    39. 39. Assessing Credibility Through an Interpreter <ul><li>Speaking “style”: lost in translation? </li></ul><ul><li>“ Powerless” speech features rarely conveyed as part of interpretation </li></ul><ul><li>Features in the interpreted renditions were the interpreter’s personal style of speech, or were hesitations preceding difficult translations </li></ul>
    40. 40. Assessing Credibility Through an Interpreter <ul><li>Speaking “style”: lost in translation? </li></ul><ul><li>Sometimes interpretation style was detrimental to credibility determination; in some cases interpreter improved testimony by eliminating grammatical errors and hesitations. </li></ul><ul><li>The takeaway? When assessing the credibility of interpreted testimony, take care not to rely on speech “style” </li></ul>
    41. 41. Assessing Credibility Through an Interpreter <ul><li>Strategies for Assessing Credibility Without Relying on Demeanor/Speech style </li></ul><ul><li>From Assessing Credibility in Labor Arbitration ; Lareau, Margaret A.; Sacks, Howard R., 5 Lab. Law. 151 (1989) </li></ul>
    42. 42. Assessing Credibility Through an Interpreter <ul><li>Strategies for Assessing Credibility Without Relying on Demeanor/Speech style </li></ul><ul><li>Look for inconsistencies : </li></ul><ul><ul><li>Within the testimony </li></ul></ul><ul><ul><li>Between the witness’ present and past accounts </li></ul></ul><ul><ul><li>Between the testimony and facts clearly established by other witnesses or documentary evidence </li></ul></ul>
    43. 43. Assessing Credibility Through an Interpreter <ul><li>Strategies for Assessing Credibility Without Relying on Demeanor/Speech style </li></ul><ul><li>Weigh carefully the significance of witness error (i.e. be cautious in throwing out all of a witness’ testimony due to an inadvertent error in part of it) </li></ul><ul><li>A witness’ admitting an unfavorable fact or detail can be an indicia of honesty </li></ul>
    44. 44. Assessing Credibility Through an Interpreter <ul><li>Strategies for Assessing Credibility Without Relying on Demeanor/Speech style </li></ul><ul><li>If appropriate, try to obtain additional witnesses/documents </li></ul><ul><li>If appropriate, resolve using burden of proof without resorting to credibility determination </li></ul>
    45. 45. Florida Translation of Agency Documents <ul><li>The Agency UC Web page is in Spanish </li></ul><ul><li>Some written information is provided in Spanish and Creole </li></ul><ul><li>By end of year base forms will be on the Web in Spanish and Creole. </li></ul><ul><li>Claimant specific text will not be provided in Spanish or Creole. </li></ul>

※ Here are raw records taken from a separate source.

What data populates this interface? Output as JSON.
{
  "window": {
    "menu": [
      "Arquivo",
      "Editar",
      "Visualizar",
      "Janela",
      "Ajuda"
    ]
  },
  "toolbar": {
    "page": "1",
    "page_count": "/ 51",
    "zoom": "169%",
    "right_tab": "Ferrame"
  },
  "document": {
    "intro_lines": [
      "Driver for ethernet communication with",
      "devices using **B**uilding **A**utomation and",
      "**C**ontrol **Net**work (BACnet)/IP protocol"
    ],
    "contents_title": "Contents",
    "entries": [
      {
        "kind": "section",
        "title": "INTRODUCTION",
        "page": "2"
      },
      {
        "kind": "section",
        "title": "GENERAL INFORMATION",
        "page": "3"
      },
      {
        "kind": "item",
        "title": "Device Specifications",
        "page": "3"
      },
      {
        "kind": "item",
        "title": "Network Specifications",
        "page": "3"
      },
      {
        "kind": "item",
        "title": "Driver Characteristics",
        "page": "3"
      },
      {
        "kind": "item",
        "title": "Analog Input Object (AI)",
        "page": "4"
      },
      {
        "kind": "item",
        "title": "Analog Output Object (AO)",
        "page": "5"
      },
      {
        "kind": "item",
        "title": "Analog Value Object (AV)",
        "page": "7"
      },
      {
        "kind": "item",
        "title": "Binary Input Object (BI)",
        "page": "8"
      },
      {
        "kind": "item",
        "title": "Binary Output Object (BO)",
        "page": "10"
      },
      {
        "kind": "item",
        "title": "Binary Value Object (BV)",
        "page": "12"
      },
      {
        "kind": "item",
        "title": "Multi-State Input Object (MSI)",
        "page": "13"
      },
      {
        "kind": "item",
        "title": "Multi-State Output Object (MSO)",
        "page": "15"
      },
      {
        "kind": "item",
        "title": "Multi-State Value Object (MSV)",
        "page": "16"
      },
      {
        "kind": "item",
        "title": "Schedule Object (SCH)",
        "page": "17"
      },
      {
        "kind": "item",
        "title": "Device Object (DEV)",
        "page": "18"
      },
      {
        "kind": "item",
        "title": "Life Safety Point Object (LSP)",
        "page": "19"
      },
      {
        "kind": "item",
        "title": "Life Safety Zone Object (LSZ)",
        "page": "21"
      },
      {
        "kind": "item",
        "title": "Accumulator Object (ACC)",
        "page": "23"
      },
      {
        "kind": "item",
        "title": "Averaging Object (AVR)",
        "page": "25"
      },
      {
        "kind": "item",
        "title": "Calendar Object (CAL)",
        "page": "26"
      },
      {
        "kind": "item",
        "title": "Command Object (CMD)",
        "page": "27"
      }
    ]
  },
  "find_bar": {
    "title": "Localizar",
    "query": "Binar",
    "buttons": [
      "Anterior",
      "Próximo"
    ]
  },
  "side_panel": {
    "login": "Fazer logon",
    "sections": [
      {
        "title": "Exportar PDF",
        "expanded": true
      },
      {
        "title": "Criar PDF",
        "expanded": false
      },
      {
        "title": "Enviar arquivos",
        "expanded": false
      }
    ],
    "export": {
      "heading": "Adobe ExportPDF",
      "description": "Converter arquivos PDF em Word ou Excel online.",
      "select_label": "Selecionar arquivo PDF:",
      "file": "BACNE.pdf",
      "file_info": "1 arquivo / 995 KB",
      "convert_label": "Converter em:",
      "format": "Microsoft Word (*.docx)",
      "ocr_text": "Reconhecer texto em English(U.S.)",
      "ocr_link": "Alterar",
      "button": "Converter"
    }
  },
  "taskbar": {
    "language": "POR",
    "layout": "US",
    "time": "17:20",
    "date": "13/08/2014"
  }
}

    46. 46. Thank You <ul><li>Information for this presentation was drawn from: </li></ul><ul><li>The National Center for State Courts </li></ul><ul><ul><li>WHITE PAPER ON COURT INTERPRETATION: FUNDAMENTAL TO ACCESS TO JUSTICE by Conference of State Court Administrators. </li></ul></ul><ul><ul><li>Bench Card for Judges by The Supreme Court of Ohio </li></ul></ul><ul><li>National Association of Judiciary Interpreters and Translators </li></ul><ul><ul><li>Code of Ethics and Professional Responsibilities </li></ul></ul>